temperatures since 2000 increases the possibility of extreme
weather events such as heat waves, droughts and floods,
Easterling said. Every year since 2000 has ranked as one of the
15 warmest years on record, he said.
 Last year was also the wettest on record and a warmer
atmosphere holds more water, which in general can result in
more floods, he said.
 Factbox on 2010 weather extremes:  [ID:nLDE70B0DY]
 Factbox on warmest years:          [ID:nLDE70B0PF]
 Graphic on extreme weather: r.reuters.com/xeq95r 
 The report did not predict weather in the future.

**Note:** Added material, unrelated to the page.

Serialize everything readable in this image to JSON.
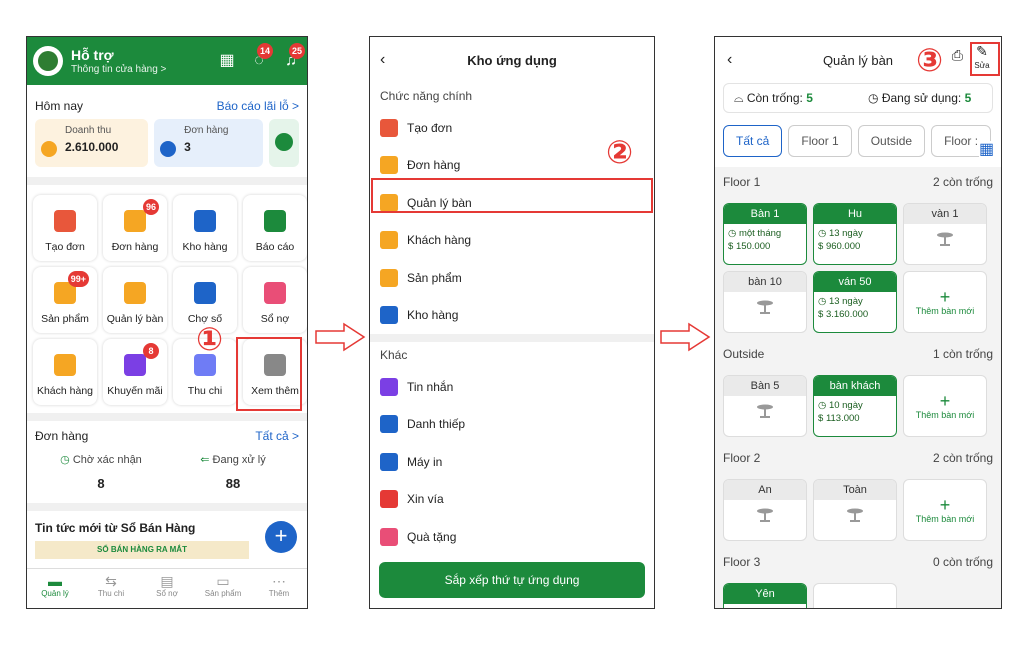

But the
U.N. climate science panel says weather is likely to be more
extreme this century because of a build up of gases released by
burning fossil fuels and forest destruction.
 James Hansen, the director of NASA's Goddard Institute for
Space Studies, said "if the warming trend continues, as is
expected, if greenhouse gases continue to increase, the 2010
record will not stand for long." His office also released a
report on Wednesday that said 2010 was tied for the warmest
year on record with 2005.
 Jay Gulledge, the senior scientist at the Pew Center on
Global Climate Change, said farmers and others can adjust to
expected warmer temperatures, but preparing for extreme weather
is harder. "We've got really immense potential right now to
have even bigger impacts from the direct effects of extreme
events," he said.
 As the weather warmed, the world did not do enough to
prevent future climate change, scientists said.
 At U.N. climate talks in Cancun late last year nearly 200
countries agreed to set a target of limiting a rise in average
world temperatures to below 2 degrees C (3.6 F) over
pre-industrial times.
 But promised emissions curbs by big polluters such as China
and the United States are not enough to achieve that goal and
tougher actions are needed, climate scientists said.
 NOAA's and NASA's reports were the first of four major ones
on global 2010 temperatures. The UK Met Office's Hadley Centre
and the U.N.'s World Meteorological Organization are expected
to issue reports later this month.
 Frigid winters in parts of Europe and the United States in
2010 may be a paradoxical side effect of climate change, some
scientists said. Rising temperatures mean a shrinking of sea
ice in the Arctic, heating the region and pushing cold air
southwards during the winter, according to a study last month
in the Journal of Geophysical Research.
 Warming of the air over the Barents and Kara seas, for
instance, seems to bring cold winter winds to Europe.
 "This is not what one would expect," said Vladimir
Petoukhov, lead author of the study and climate scientist at
Germany's Potsdam Institute for Climate Impact Research.
"Whoever thinks that the shrinking of some far away sea-ice
won't bother him could be wrong."
 The release of the NOAA report itself was delayed one day
by an unusually hard snowstorm in North Carolina.
 "These anomalies could triple the probability of cold
winter extremes in Europe and northern Asia," he said. "Recent
severe winters like last year's ... do not conflict with the
global warming picture, but rather supplement it."
 (Additional reporting by Alister Doyle in Oslo; graphic by
Emily Stephenson; editing by Marguerita Choy and Lisa

0 : 0
  • narrow-browser-and-phone
  • medium-browser-and-portrait-tablet
  • landscape-tablet
  • medium-wide-browser
  • wide-browser-and-larger
  • medium-browser-and-landscape-tablet
  • medium-wide-browser-and-larger
  • above-phone
  • portrait-tablet-and-above
  • above-portrait-tablet
  • landscape-tablet-and-above
  • landscape-tablet-and-medium-wide-browser
  • portrait-tablet-and-below
  • landscape-tablet-and-below